painting of Martin Harris

Painting of Martin Harris by Lewis A. Ramsey.

Each of the Three Witnesses bore repeated testimony of their witness experience in published statements, interviews, and private conversations. Not all of the witness accounts are equally reliable as sources. Some were the result of interviews by people who were hostile to the witnesses’ testimony. Others were recorded years or decades after the testimony was given. Though the reports of their statements vary in some details, they are generally consistent and adhere closely to the revelation’s instructions.12

Despite differences with Joseph Smith that led each of the Three Witnesses to part ways individually with the Church (Cowdery and Harris later returned), they continued to affirm their testimony as witnesses throughout their lives.13 Each of the Eight Witnesses likewise reaffirmed his testimony of examining the plates, though some eventually became estranged from the Church.

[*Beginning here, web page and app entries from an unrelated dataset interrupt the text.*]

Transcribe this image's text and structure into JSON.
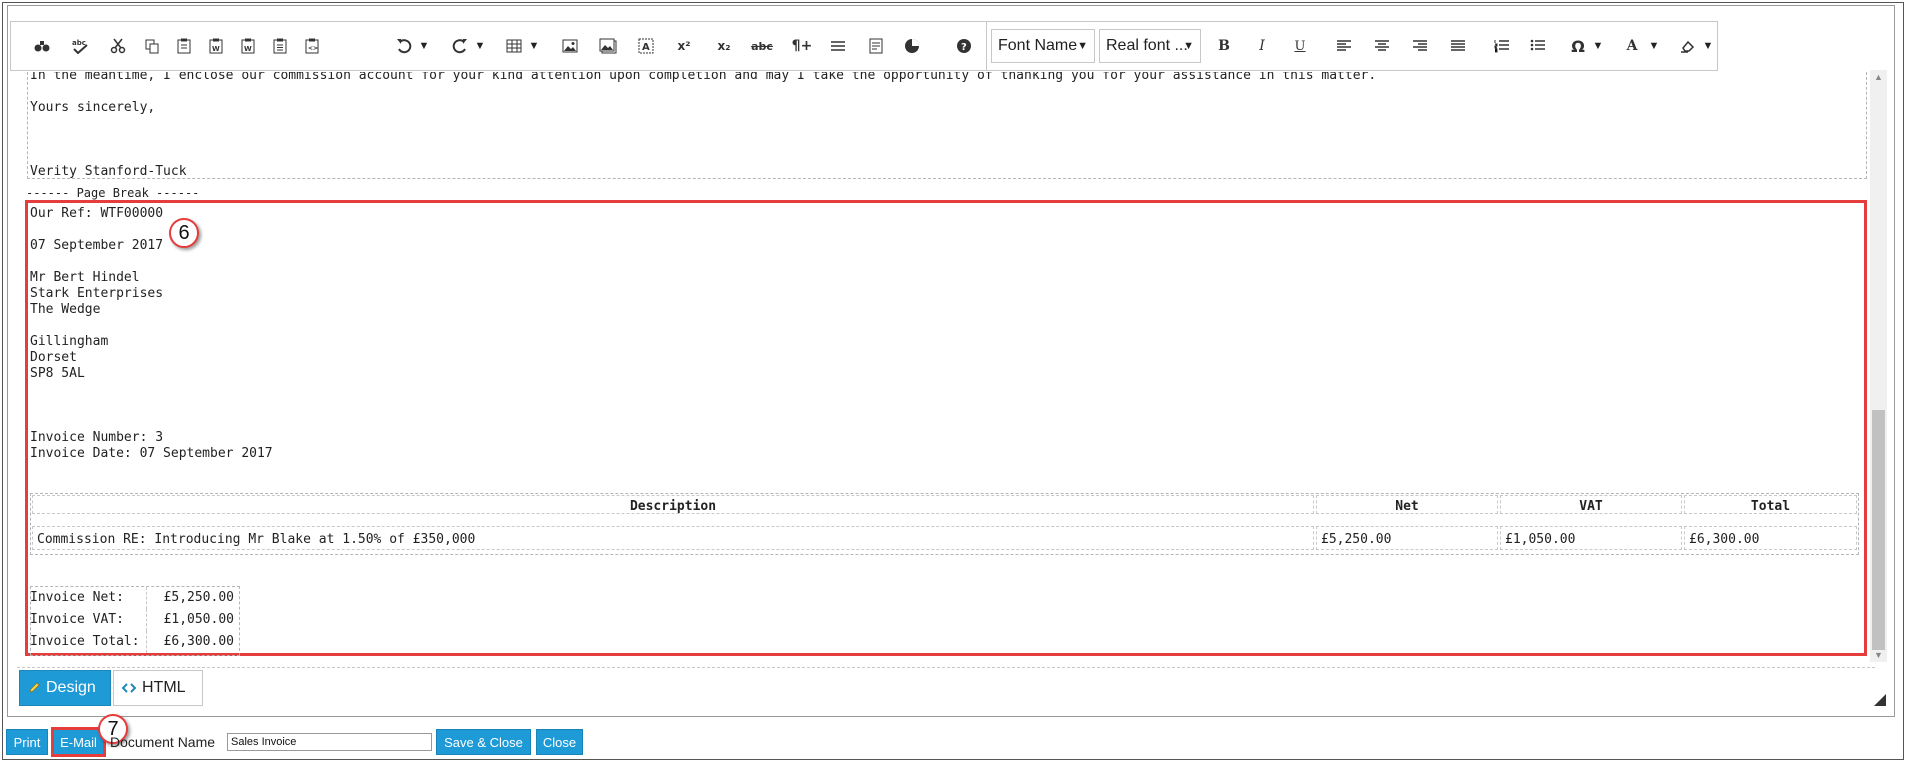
{
  "toolbar": {
    "font_name": "Font Name",
    "font_size": "Real font ...",
    "bold": "B",
    "italic": "I",
    "underline": "U",
    "omega": "Ω",
    "font_color": "A",
    "superscript": "x²",
    "subscript": "x₂",
    "strike": "abc",
    "paragraph": "¶+",
    "help": "?"
  },
  "previous_page": {
    "line1": "In the meantime, I enclose our commission account for your kind attention upon completion and may I take the opportunity of thanking you for your assistance in this matter.",
    "line2": "Yours sincerely,",
    "signature": "Verity Stanford-Tuck"
  },
  "page_break": "------ Page Break ------",
  "invoice": {
    "our_ref": "Our Ref: WTF00000",
    "date": "07 September 2017",
    "address": [
      "Mr Bert Hindel",
      "Stark Enterprises",
      "The Wedge",
      "",
      "Gillingham",
      "Dorset",
      "SP8 5AL"
    ],
    "invoice_number": "Invoice Number: 3",
    "invoice_date": "Invoice Date: 07 September 2017",
    "table": {
      "headers": [
        "Description",
        "Net",
        "VAT",
        "Total"
      ],
      "row": [
        "Commission RE: Introducing Mr Blake at 1.50% of £350,000",
        "£5,250.00",
        "£1,050.00",
        "£6,300.00"
      ]
    },
    "totals": [
      {
        "label": "Invoice Net:",
        "value": "£5,250.00"
      },
      {
        "label": "Invoice VAT:",
        "value": "£1,050.00"
      },
      {
        "label": "Invoice Total:",
        "value": "£6,300.00"
      }
    ]
  },
  "callouts": {
    "six": "6",
    "seven": "7"
  },
  "modes": {
    "design": "Design",
    "html": "HTML"
  },
  "footer": {
    "print": "Print",
    "email": "E-Mail",
    "doc_name_label": "Document Name",
    "doc_name_value": "Sales Invoice",
    "save_close": "Save & Close",
    "close": "Close"
  },
  "colors": {
    "accent": "#1e9ad6",
    "highlight": "#e53c3c"
  }
}
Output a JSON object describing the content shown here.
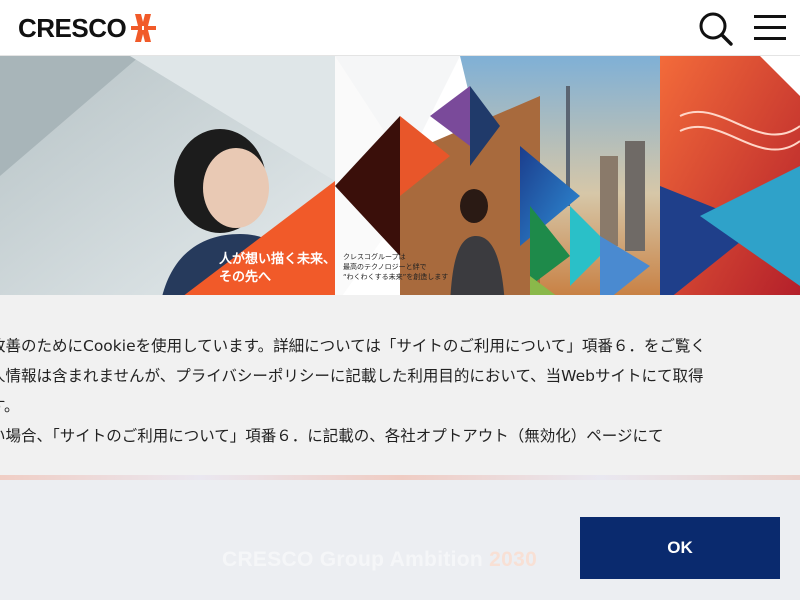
{
  "header": {
    "logo_text": "CRESCO",
    "search_icon": "search-icon",
    "menu_icon": "hamburger-menu-icon"
  },
  "hero": {
    "left_caption_line1": "人が想い描く未来、",
    "left_caption_line2": "その先へ",
    "center_caption_line1": "クレスコグループは",
    "center_caption_line2": "最高のテクノロジーと絆で",
    "center_caption_line3": "“わくわくする未来”を創造します"
  },
  "cookie": {
    "line1": "改善のためにCookieを使用しています。詳細については「サイトのご利用について」項番６．をご覧く",
    "line2": "人情報は含まれませんが、プライバシーポリシーに記載した利用目的において、当Webサイトにて取得",
    "line3": "す。",
    "line4": "い場合、「サイトのご利用について」項番６．に記載の、各社オプトアウト（無効化）ページにて",
    "ok_label": "OK"
  },
  "banner": {
    "title": "CRESCO Group Ambition",
    "year": "2030"
  },
  "colors": {
    "accent_orange": "#f15a29",
    "ok_button": "#0a2a6e",
    "cookie_bg": "#f1f1f1"
  }
}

The combined weight of their numerous statements, given over many years and despite their changing attitudes toward Joseph Smith and the Church, is a powerful witness of the reliability of the statements they published in the Book of Mormon.

Related Topics: Book of Mormon Translation, Martin Harris’s Consultations with Scholars, Angel Moroni